The downgrade reflects Fitch’s expectation that LMIRT’s funds from operation fixed-charge cover will fall to around 1.0x-1.1x in the next 12-18 months, which will no longer be commensurate with a higher rating.
A slow recovery in the trust’s operating cash flow and high exposure to rising interest rates underpins our forecast, it said in a statement.
The stable outlook reflects Fitch’s view that the drop in LMIRT’s operating cash flow has bottomed out as Indonesia moves towards living with Covid-19. “We further expect the trust to be able to manage its liquidity in the next few years, supported by adequate access to credit markets and the gradual improvement in cash flow,” it said.
LMIRT is working on redeveloping some malls to improve their appeal with work scheduled to continue throughout 2023-2024. Fitch expects occupancy to stabilise — but remain below pre-pandemic levels of over 90% till 2024 — and have tightened the positive rating sensitivities to reflect this.
Net property income (NPI) excluding guaranteed NPI on Puri Mall of around $32 million is expected to reach $97 million in 2022 and $110 million in 2023 as the easing of pandemic-related movement restrictions has reduced the need to provide rent rebates to tenants. Fitch has factored in rebates of 5% for the rest of 2022 and no rebates in 2023 as it does not expect major mobility restrictions.

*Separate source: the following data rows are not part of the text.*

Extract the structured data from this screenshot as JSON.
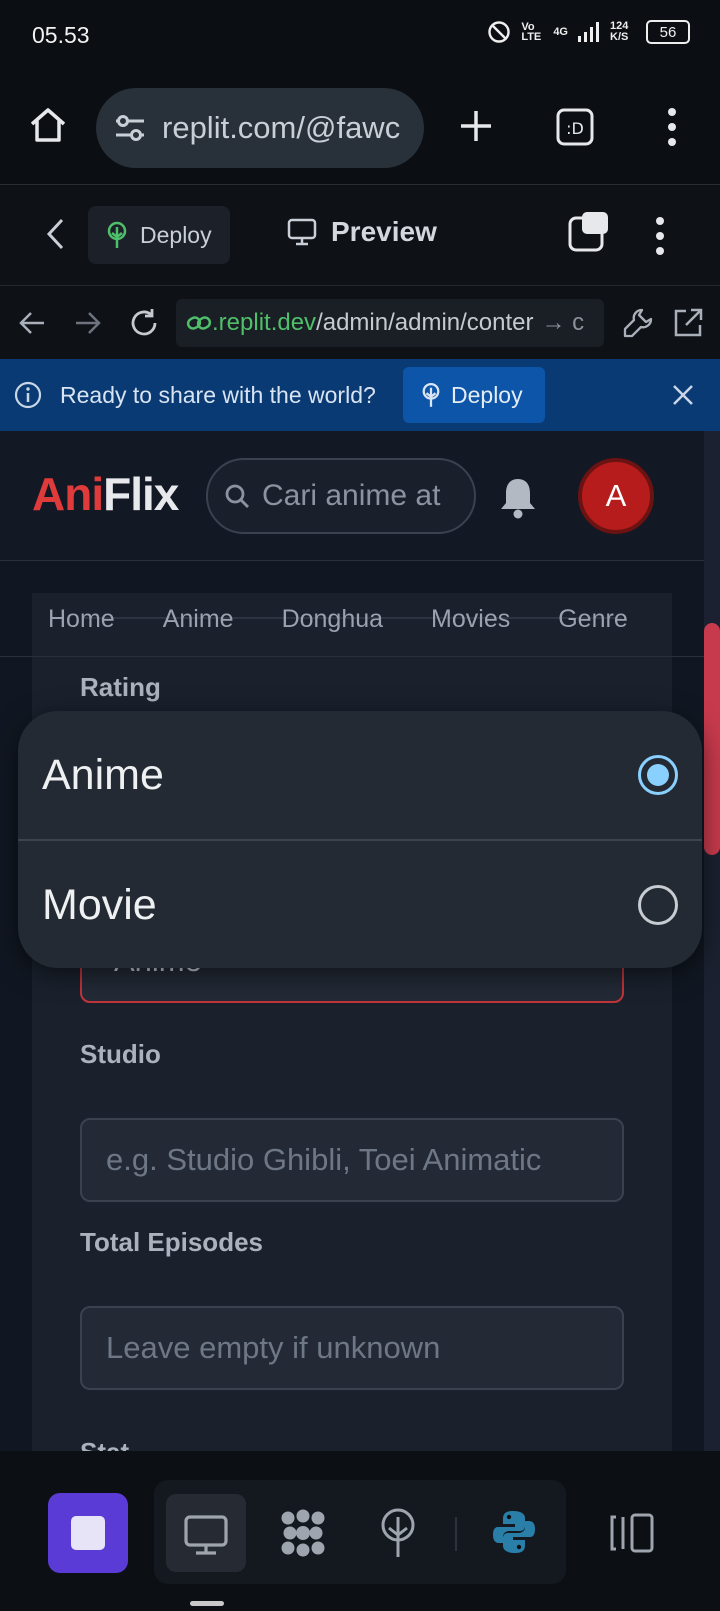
{
  "status_bar": {
    "time": "05.53",
    "net_type": "Vo LTE",
    "signal": "4G",
    "speed": "124 K/S",
    "battery": "56"
  },
  "browser": {
    "url": "replit.com/@fawc"
  },
  "replit_toolbar": {
    "deploy_label": "Deploy",
    "preview_label": "Preview"
  },
  "webview_nav": {
    "address_host": ".replit.dev",
    "address_path": "/admin/admin/conter",
    "address_suffix": "→ c"
  },
  "deploy_banner": {
    "message": "Ready to share with the world?",
    "button_label": "Deploy"
  },
  "site": {
    "logo_part1": "Ani",
    "logo_part2": "Flix",
    "search_placeholder": "Cari anime at",
    "avatar_letter": "A",
    "nav": [
      "Home",
      "Anime",
      "Donghua",
      "Movies",
      "Genre"
    ]
  },
  "form": {
    "rating_label": "Rating",
    "type_value": "Anime",
    "studio_label": "Studio",
    "studio_placeholder": "e.g. Studio Ghibli, Toei Animatic",
    "episodes_label": "Total Episodes",
    "episodes_placeholder": "Leave empty if unknown",
    "status_label_partial": "Stat"
  },
  "dialog": {
    "options": [
      {
        "label": "Anime",
        "selected": true
      },
      {
        "label": "Movie",
        "selected": false
      }
    ]
  },
  "colors": {
    "accent_red": "#e03b3b",
    "banner_blue": "#0a3a73",
    "radio_selected": "#8ad0ff",
    "stop_purple": "#5b3bd6"
  }
}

The rising interest rates is expected to increase LMIRT’s interest payments to $58 million in 2022 and $65 million in 2023, from $55 million in 2021. Fitch noted that 57.5% of LMIRT’s outstanding borrowings are on floating rates, which have risen by more than 100 basis points in 1HFY2022.
“In a stressed scenario, LMIRT can opt not to pay the perpetual coupons on a non-cumulative basis as per the terms and conditions of the securities. This would provide the trust with headroom to manage its cash flows,” it said.

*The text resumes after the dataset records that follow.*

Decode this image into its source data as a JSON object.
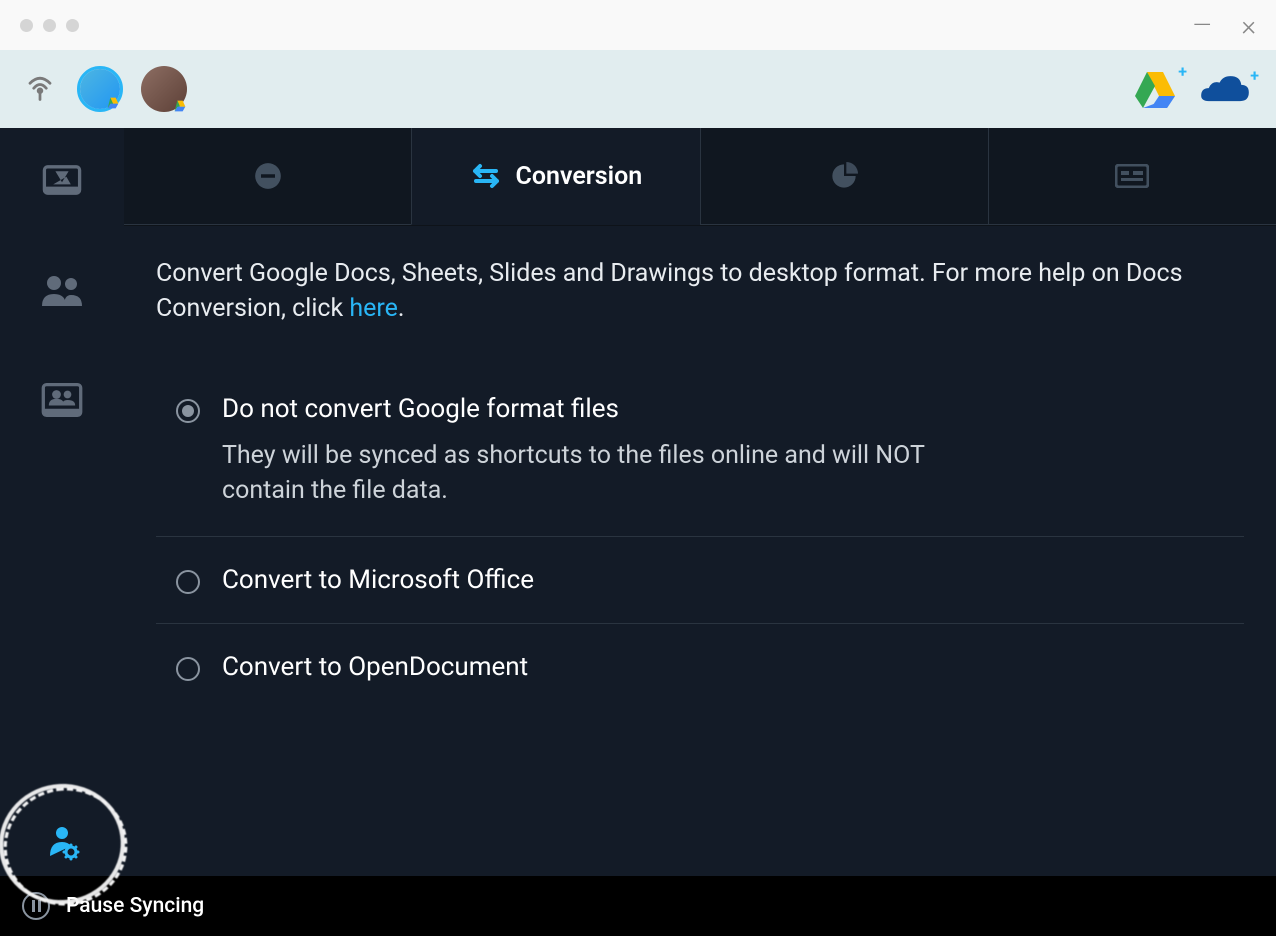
{
  "tabs": {
    "conversion_label": "Conversion"
  },
  "description": {
    "text_prefix": "Convert Google Docs, Sheets, Slides and Drawings to desktop format. For more help on Docs Conversion, click ",
    "link_text": "here",
    "text_suffix": "."
  },
  "options": [
    {
      "label": "Do not convert Google format files",
      "sublabel": "They will be synced as shortcuts to the files online and will NOT contain the file data.",
      "selected": true
    },
    {
      "label": "Convert to Microsoft Office",
      "sublabel": "",
      "selected": false
    },
    {
      "label": "Convert to OpenDocument",
      "sublabel": "",
      "selected": false
    }
  ],
  "footer": {
    "pause_label": "Pause Syncing"
  }
}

LMIRT expects to increase the proportion of fixed-rate debt towards its long-term policy of 75%, in tandem with refinancing its term loans due in November 2022 and November 2023. As a result, Fitch expects floating-rate debt to stay above 50% of total debt for the next 18 months.
The agency assumes that LMIRT will not call its $120 million subordinated perpetual securities at the first call date on December 19, 2022, given weak market sentiment. This means the coupon rate on the instrument should reset to the prevailing five-year swap offer rate plus 4.755%.
Fitch therefore forecast LMIRT’s annual perpetual coupon payments to rise to $20 million in 2023, from $17 million in 2022.